Streaming revenues overtake CD revenues in the US

Streaming brought in $1.87 billion in 2014, up 3.2% on the previous year, just edging ahead of overall income from CD sales, which fell 12.7% to $1.85 billion.

Money from vinyl single sales rose a hefty 99.2% to $5.9 million, while vinyl album sales grew over 49% to a far more sizeable $314.9 million.

DVD Audio and SACD sales contributed just $2.9 million with the numbers, perhaps unsurprisingly, heading firmly in the wrong direction.

Downloads remain the dominant revenue stream, having brought in just under $2.56 billion in 2014. This was despite a drop in sales numbers: sales of download singles dropped just over 10% year-on-year, while album download numbers fell 6.6%.

Source: RIAA

Source: RIAA

Naturally, this drop in downloads is explained in part by the growth in streaming. The number of paid subscriptions to on-demand music streaming services in the US has more than tripled since 2011.

In 2014, paid subscriptions grew 26% year-on-year to a total of 7.7 million subscriptions. This includes premium subscribers to the likes of Deezer and Spotify, as well as radio services such Pandora, which is hugely popular in the US.

Shipments of physical products decreased 7.1% in value in 2014, with CDs still the largest format at 82% of the physical market in the US.

In the UK in 2013, physical disc formats across music and movies – including CD, DVD and Blu-ray – still accounted for 56% of all sales of music, video and games.

MORE: Best streaming music services 2015

[via RIAA]

Joe Cox
Content Director

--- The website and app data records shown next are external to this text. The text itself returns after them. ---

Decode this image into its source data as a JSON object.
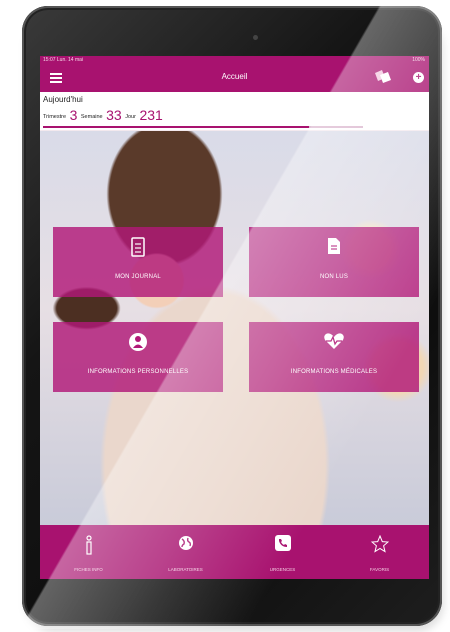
{
  "status_bar": {
    "left": "15:07  Lun. 14 mai",
    "right": "100%"
  },
  "header": {
    "title": "Accueil"
  },
  "date_panel": {
    "today_label": "Aujourd'hui",
    "trimester_label": "Trimestre",
    "trimester_value": "3",
    "week_label": "Semaine",
    "week_value": "33",
    "day_label": "Jour",
    "day_value": "231",
    "progress": 0.83
  },
  "tiles": [
    {
      "label": "MON JOURNAL",
      "icon": "journal-icon"
    },
    {
      "label": "NON LUS",
      "icon": "document-icon"
    },
    {
      "label": "INFORMATIONS PERSONNELLES",
      "icon": "person-icon"
    },
    {
      "label": "INFORMATIONS MÉDICALES",
      "icon": "heartbeat-icon"
    }
  ],
  "bottom_nav": [
    {
      "label": "FICHES INFO",
      "icon": "info-icon"
    },
    {
      "label": "LABORATOIRES",
      "icon": "globe-icon"
    },
    {
      "label": "URGENCES",
      "icon": "phone-icon"
    },
    {
      "label": "FAVORIS",
      "icon": "star-icon"
    }
  ],
  "colors": {
    "accent": "#a8126f",
    "tile": "#b11878",
    "progress_track": "#d9b3cc"
  }
}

Joe is the Content Director for What Hi-Fi? and Future’s Product Testing, having previously been the Global Editor-in-Chief of What Hi-Fi?. He has worked on What Hi-Fi? across the print magazine and website for almost 20 years, writing news, reviews and features on everything from turntables to TVs, headphones to hi-fi separates. He has covered product launch events across the world, from Apple to Technics, Sony and Samsung; reported from CES, the Bristol Show, and Munich High End for many years; and written for sites such as the BBC, Stuff, and the Guardian. In his spare time, he enjoys expanding his vinyl collection and cycling (not at the same time).